Segment Open

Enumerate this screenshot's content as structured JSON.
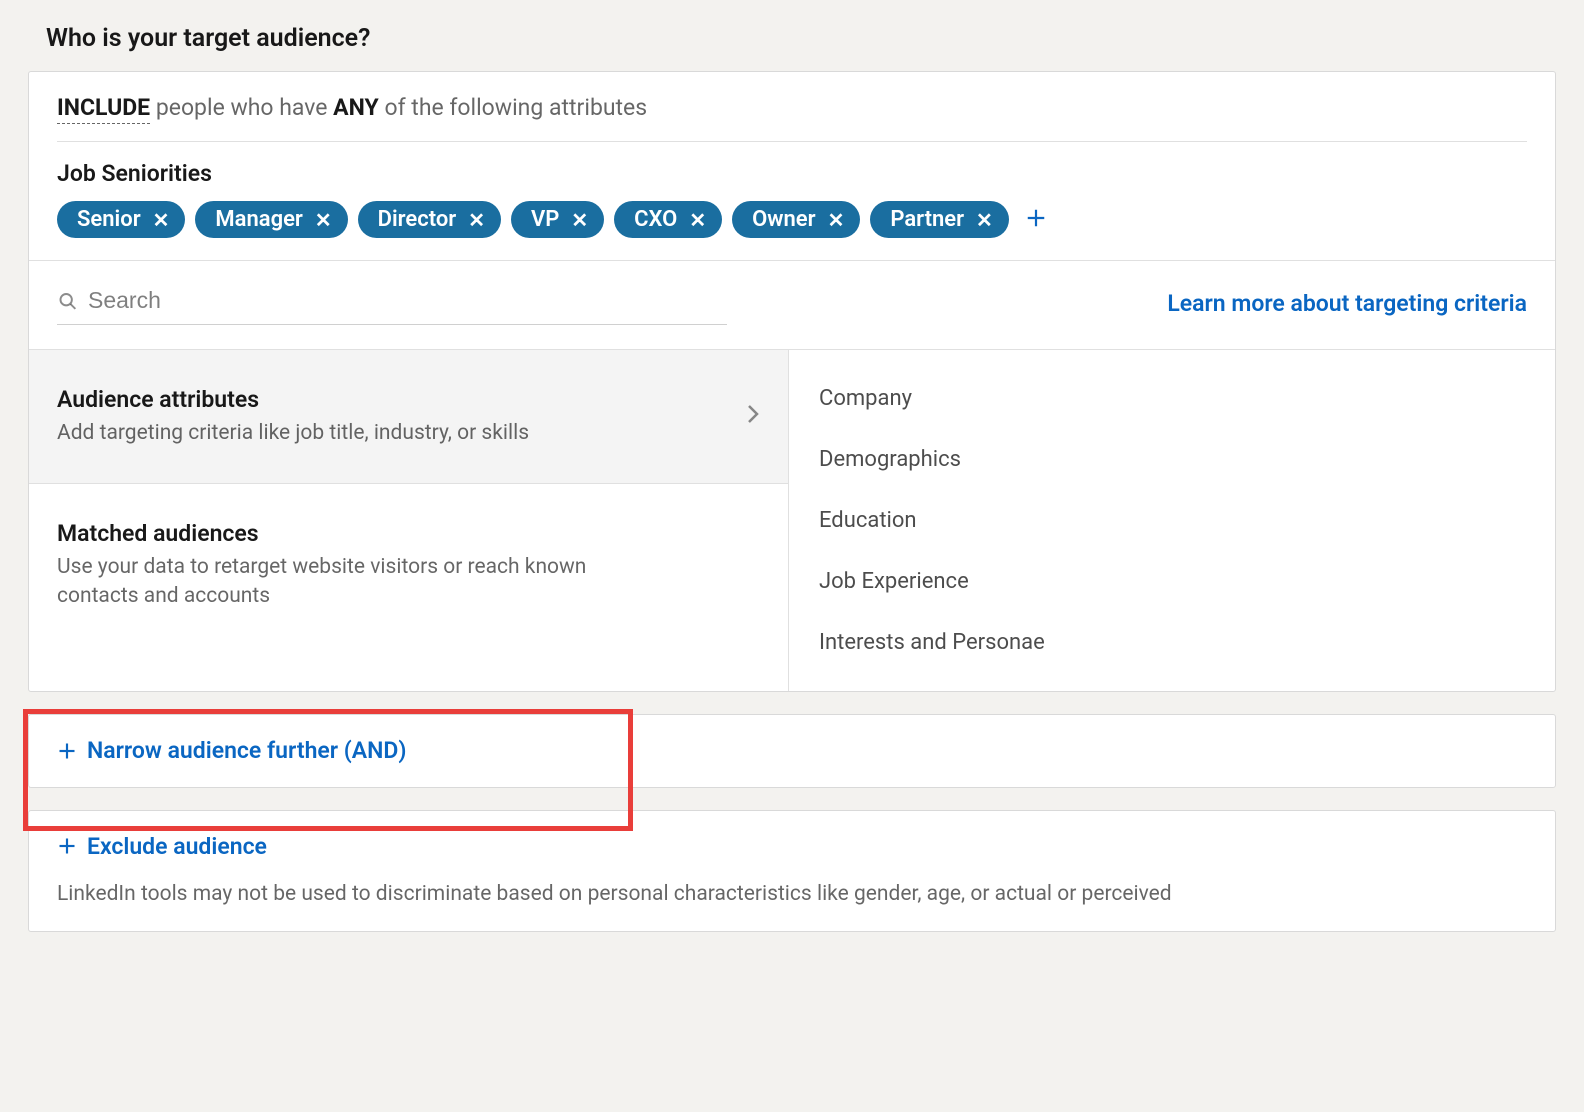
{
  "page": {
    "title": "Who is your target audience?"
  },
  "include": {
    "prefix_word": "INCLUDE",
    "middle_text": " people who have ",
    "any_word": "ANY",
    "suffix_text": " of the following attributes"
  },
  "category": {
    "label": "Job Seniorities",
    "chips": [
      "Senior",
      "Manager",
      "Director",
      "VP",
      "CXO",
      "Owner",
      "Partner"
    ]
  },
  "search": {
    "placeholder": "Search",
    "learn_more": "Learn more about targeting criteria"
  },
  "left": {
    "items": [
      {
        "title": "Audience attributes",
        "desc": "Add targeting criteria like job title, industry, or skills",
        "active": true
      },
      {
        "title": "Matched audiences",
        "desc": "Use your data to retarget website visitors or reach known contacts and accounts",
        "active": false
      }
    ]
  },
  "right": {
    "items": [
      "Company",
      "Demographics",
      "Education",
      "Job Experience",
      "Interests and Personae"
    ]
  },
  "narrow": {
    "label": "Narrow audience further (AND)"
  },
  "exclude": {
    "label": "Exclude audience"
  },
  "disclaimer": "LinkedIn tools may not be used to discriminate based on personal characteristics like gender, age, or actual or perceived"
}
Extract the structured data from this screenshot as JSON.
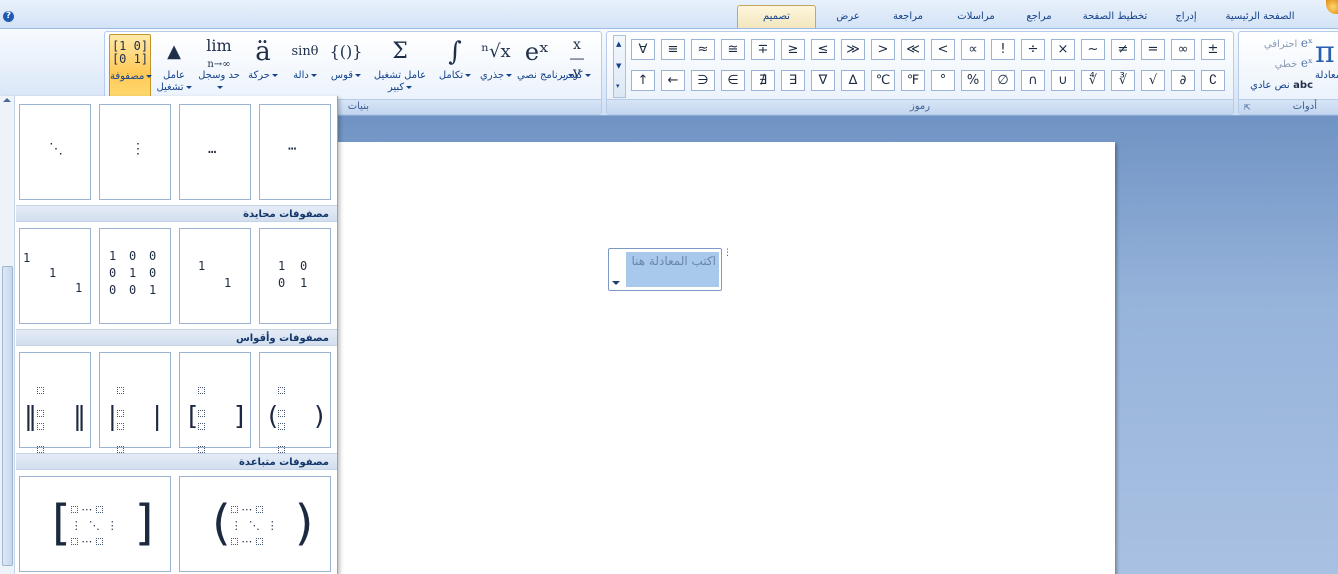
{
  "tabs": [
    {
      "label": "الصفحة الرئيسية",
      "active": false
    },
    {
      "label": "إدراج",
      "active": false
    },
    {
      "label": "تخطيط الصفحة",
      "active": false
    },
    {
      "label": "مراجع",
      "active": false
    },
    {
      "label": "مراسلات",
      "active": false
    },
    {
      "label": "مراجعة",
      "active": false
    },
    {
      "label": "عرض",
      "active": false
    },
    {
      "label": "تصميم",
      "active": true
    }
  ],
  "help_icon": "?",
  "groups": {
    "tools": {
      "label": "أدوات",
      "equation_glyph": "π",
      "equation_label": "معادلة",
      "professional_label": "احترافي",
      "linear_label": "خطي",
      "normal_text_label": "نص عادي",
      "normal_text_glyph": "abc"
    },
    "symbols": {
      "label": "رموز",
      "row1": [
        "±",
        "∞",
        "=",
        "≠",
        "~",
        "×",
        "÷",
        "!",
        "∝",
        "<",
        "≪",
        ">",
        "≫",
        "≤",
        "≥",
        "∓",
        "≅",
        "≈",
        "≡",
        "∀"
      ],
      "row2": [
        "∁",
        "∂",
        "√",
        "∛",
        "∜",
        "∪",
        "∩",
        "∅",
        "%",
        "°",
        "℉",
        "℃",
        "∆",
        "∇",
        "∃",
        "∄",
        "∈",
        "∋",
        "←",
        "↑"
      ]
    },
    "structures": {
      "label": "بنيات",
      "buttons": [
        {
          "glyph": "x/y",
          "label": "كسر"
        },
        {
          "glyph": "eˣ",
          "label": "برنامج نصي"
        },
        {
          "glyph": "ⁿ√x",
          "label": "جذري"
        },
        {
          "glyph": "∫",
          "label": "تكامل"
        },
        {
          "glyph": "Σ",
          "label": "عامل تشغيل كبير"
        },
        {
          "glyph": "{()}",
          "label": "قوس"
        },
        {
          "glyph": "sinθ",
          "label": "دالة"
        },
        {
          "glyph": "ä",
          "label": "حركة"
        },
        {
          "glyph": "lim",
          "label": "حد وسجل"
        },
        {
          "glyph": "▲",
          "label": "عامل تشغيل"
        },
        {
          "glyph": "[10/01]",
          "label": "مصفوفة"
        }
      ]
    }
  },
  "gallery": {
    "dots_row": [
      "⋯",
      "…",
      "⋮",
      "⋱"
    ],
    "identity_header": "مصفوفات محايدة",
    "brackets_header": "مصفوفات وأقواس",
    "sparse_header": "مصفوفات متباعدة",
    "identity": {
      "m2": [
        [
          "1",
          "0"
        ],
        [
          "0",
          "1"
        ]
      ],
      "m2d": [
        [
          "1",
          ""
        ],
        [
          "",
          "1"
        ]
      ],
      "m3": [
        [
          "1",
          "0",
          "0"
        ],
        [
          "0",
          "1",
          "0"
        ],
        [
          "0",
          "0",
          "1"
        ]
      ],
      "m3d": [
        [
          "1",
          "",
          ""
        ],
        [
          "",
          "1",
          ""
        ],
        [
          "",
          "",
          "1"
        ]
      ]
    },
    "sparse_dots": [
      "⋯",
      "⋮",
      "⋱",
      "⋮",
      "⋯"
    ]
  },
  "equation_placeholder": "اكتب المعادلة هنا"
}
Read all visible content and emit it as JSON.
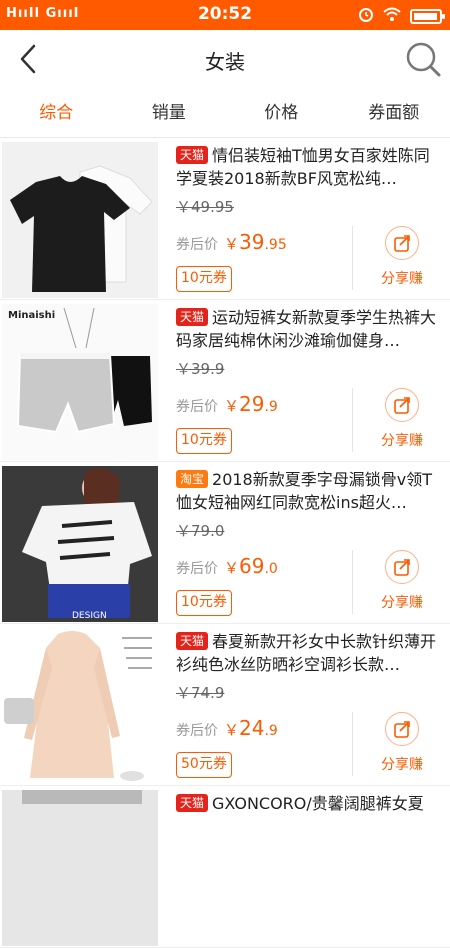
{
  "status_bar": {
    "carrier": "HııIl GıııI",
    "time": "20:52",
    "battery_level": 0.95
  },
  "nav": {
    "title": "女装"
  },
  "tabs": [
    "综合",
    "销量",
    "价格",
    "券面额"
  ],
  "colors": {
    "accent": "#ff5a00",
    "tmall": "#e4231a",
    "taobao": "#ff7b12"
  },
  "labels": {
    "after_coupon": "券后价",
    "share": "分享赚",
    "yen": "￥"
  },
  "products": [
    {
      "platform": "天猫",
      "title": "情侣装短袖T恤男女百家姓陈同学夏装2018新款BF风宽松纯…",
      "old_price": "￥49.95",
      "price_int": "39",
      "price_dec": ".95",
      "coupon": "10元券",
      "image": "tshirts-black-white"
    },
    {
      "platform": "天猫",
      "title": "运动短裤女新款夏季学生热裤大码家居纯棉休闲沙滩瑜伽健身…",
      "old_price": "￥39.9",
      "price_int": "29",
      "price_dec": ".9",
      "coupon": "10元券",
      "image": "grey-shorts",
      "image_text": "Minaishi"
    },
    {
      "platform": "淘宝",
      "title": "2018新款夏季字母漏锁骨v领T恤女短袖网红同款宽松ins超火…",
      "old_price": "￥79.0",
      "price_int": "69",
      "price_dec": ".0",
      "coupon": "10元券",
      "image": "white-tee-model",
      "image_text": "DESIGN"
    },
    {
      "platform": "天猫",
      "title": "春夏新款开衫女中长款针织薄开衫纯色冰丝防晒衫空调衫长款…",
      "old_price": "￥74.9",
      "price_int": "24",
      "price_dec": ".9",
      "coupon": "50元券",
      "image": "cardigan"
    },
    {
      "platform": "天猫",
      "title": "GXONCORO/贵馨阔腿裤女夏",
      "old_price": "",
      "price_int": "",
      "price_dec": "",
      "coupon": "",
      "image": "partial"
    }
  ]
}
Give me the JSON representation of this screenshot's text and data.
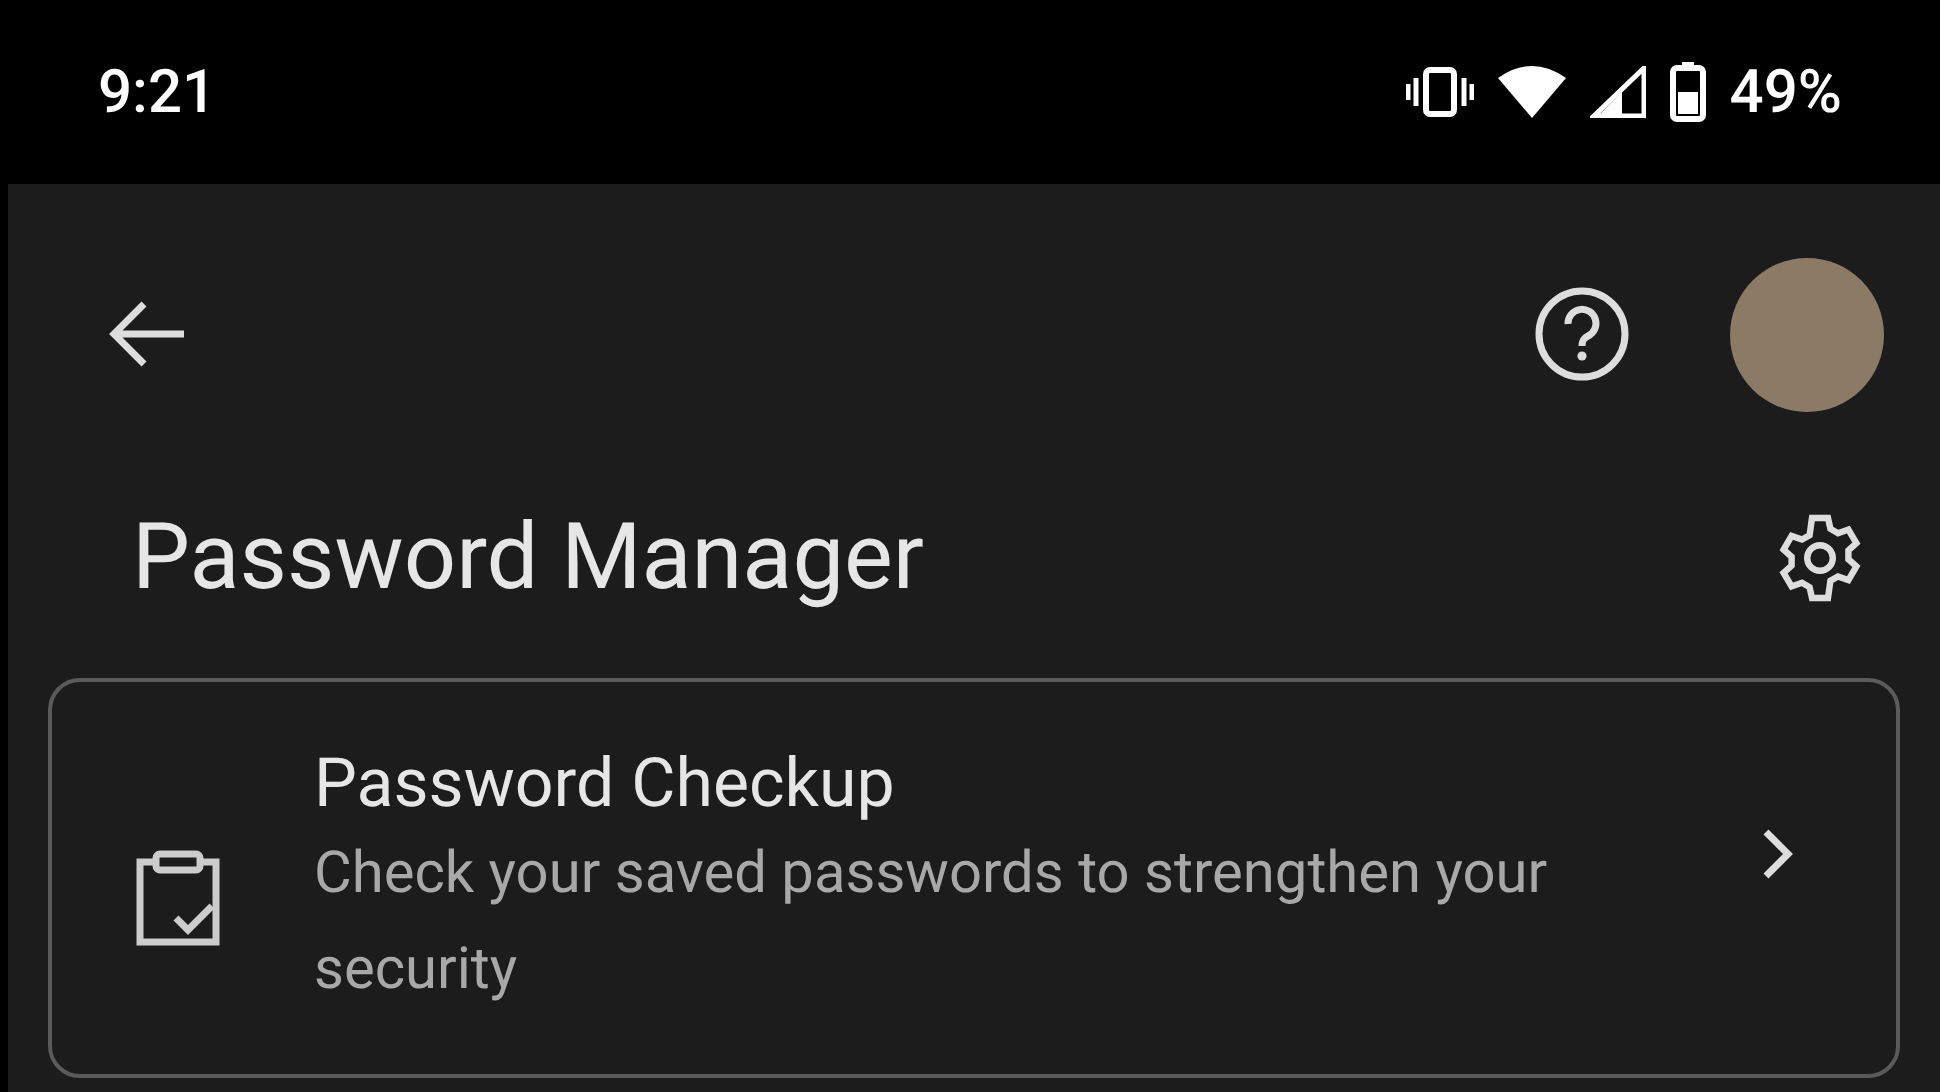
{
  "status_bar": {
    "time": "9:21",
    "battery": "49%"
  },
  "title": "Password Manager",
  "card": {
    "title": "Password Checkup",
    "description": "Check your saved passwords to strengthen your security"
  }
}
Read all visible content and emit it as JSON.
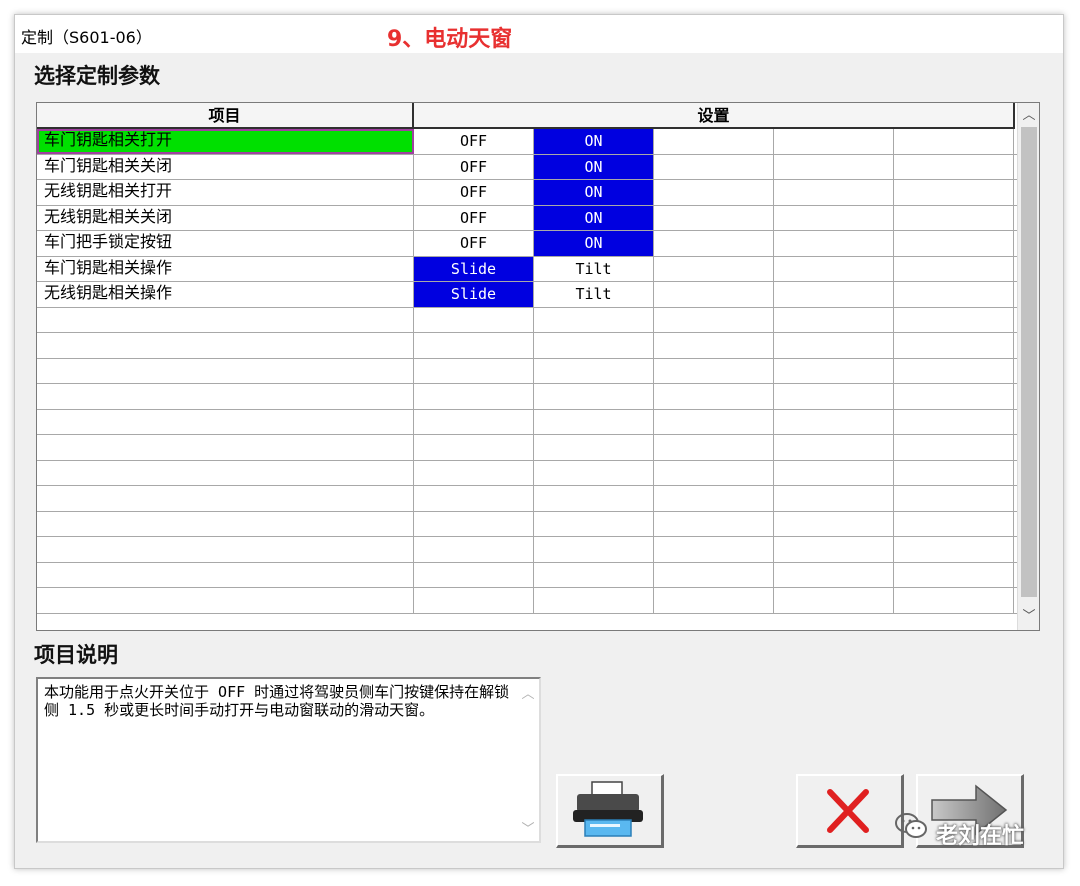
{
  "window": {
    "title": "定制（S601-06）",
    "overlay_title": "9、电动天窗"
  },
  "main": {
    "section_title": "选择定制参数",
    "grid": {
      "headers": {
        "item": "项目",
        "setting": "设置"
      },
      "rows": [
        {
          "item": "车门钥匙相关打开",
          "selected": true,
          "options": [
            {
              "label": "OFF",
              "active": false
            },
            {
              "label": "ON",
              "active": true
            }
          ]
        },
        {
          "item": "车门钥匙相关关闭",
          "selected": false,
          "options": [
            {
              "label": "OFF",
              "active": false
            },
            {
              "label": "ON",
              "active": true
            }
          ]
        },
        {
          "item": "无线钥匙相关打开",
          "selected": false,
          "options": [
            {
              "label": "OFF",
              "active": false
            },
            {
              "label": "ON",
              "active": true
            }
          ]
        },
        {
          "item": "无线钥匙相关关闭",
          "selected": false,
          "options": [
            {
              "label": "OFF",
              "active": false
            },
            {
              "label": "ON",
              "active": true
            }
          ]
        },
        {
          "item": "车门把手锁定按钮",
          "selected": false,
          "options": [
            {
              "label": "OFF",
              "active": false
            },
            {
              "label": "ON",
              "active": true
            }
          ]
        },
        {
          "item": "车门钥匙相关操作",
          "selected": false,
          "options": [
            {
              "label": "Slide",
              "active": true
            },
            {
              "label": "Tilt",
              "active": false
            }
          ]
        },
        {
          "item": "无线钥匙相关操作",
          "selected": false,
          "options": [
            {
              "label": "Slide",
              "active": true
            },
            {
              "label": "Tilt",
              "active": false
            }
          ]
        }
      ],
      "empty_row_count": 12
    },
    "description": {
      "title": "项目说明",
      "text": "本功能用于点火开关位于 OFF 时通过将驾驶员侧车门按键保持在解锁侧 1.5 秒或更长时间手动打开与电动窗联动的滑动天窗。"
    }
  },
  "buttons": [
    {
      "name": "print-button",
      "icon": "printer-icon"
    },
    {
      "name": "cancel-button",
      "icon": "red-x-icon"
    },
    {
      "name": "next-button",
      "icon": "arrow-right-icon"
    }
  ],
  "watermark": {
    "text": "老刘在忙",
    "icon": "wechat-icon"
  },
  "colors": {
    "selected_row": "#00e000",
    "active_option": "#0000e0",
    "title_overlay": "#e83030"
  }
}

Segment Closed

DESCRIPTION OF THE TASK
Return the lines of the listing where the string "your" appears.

FINAL ANSWER
    "title": "Who is your target audience?"
        "desc": "Use your data to retarget website visitors or reach known contacts and accounts",
    "description": "Check your saved passwords to strengthen your security"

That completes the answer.